I was disappointed to read in a recent column by Gus Carlson in the Globe & Mail https://www.theglobeandmail.com/business/commentary/article-recession-remote-workers-layoffs/ that Apple, Tesla and Goldman Sachs are a few of the many large companies that are using the impending recession to leverage their mobile workers back into the office. These dinosaurs still won’t believe that mobile workers can be more productive working outside the office without their bosses looking over their shoulders. Nor do they consider the considerable benefit to their employees and their families to avoid commuting time and have the flexibility to schedule work and family as equal priorities.
If none of that is important, then consider the economics: it is much less expensive for tech companies to have employees working out of the office, or to hire off-shore employees at a fraction of the cost.
eXp Realty (NASD: EXPI) is an example of a company that got it right from the beginning. In a desparate move, this real estate brokerage company decided to gamble that it could save the company during the meltdown in 2008 by becoming fully-remote. They eliminated all the offices and fixed assets and sent everyone to work from home. By minimizing expenses, eXp was able not only to save their business but indeed began to scale rapidly with no need for external financing. By 2021, the company had expanded to 24 countries with 84,000 agents, generating revenues of $3.8 billion. Even after the 2022 correction, the company was valued at $1.8 billion and importantly, the majority of the equity was still held by the founders. eXp Realty is the subject of a Harvard Business School case study I co-wrote which demonstrates eXp’s superior performance as a fully-remote company. In the current downtuen, many tech companies would be well advised to learn from eXp’s experience in growing a tech company through hard times.
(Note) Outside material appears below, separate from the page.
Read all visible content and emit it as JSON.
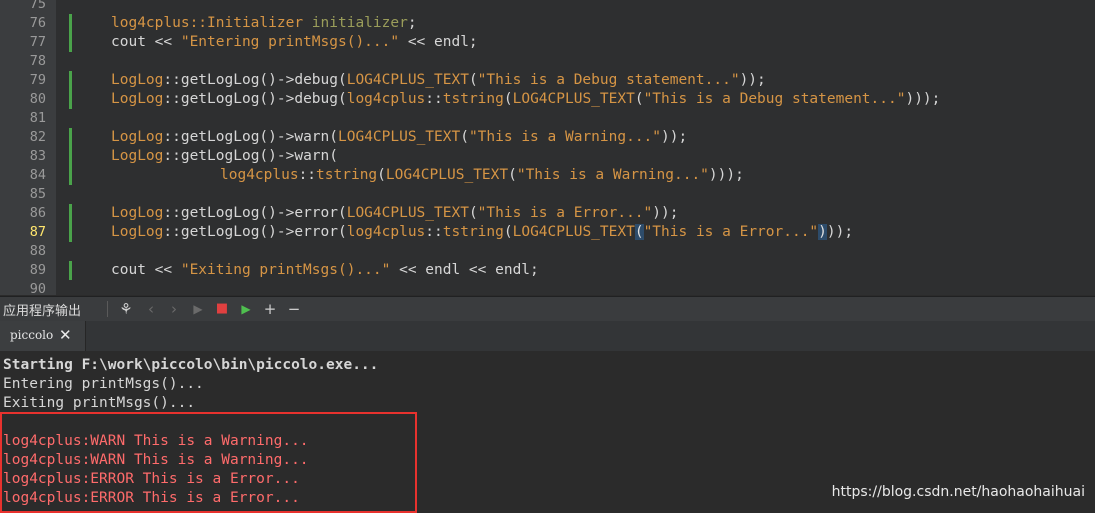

eXp demonstrates that fully-remote companies can scale to enterprise size without constant face-to-face interaction and can outperform their bricks-and-mortar competitors. There are hundreds of fully-remote startups who are scaling with minimal expense and funding. These companies are more resilient and better positioned to succeed during the current tech downturn. They have not had the internecine battles over work style because they have been remote from the outset, like eXp.
Many big companies haven’t noticed or refuse to see the compelling advantages of remote work. They continue to cling to their outdated work models. If they start laying off remote workers to force workers back into the office, then they are losing three times – first by increasing their costs; second, by exacerbating the inefficiencies of office work; and third, demoralizing employees by forcing them back into the office. Instead, these companies should be adopting more remote work models to reduce costs and liberate their remote employees to perform at their best.
The office-first versus remote work style flared up immediately when COVID forced everyone home in March 2020. The progressive companies quickly appreciated the all-round benefits of remote work and incorporated it into their work models and culture. They are stronger for it. The fully-remote start-ups will succeed more often as they are not as dependent on financing which is going to be harder to secure. The office-first companies are still fighting remote work 2 ½ years in. They are ripe for disruption by leaner, more agile competitors working from anywhere.
The current tech downturn will hurt many tech companies large and small. Some will show more resilience than others. Likely the lean, agile fully-remote companies will fare better. The large tech companies with greater inertia and resistant to change may suffer in hard times.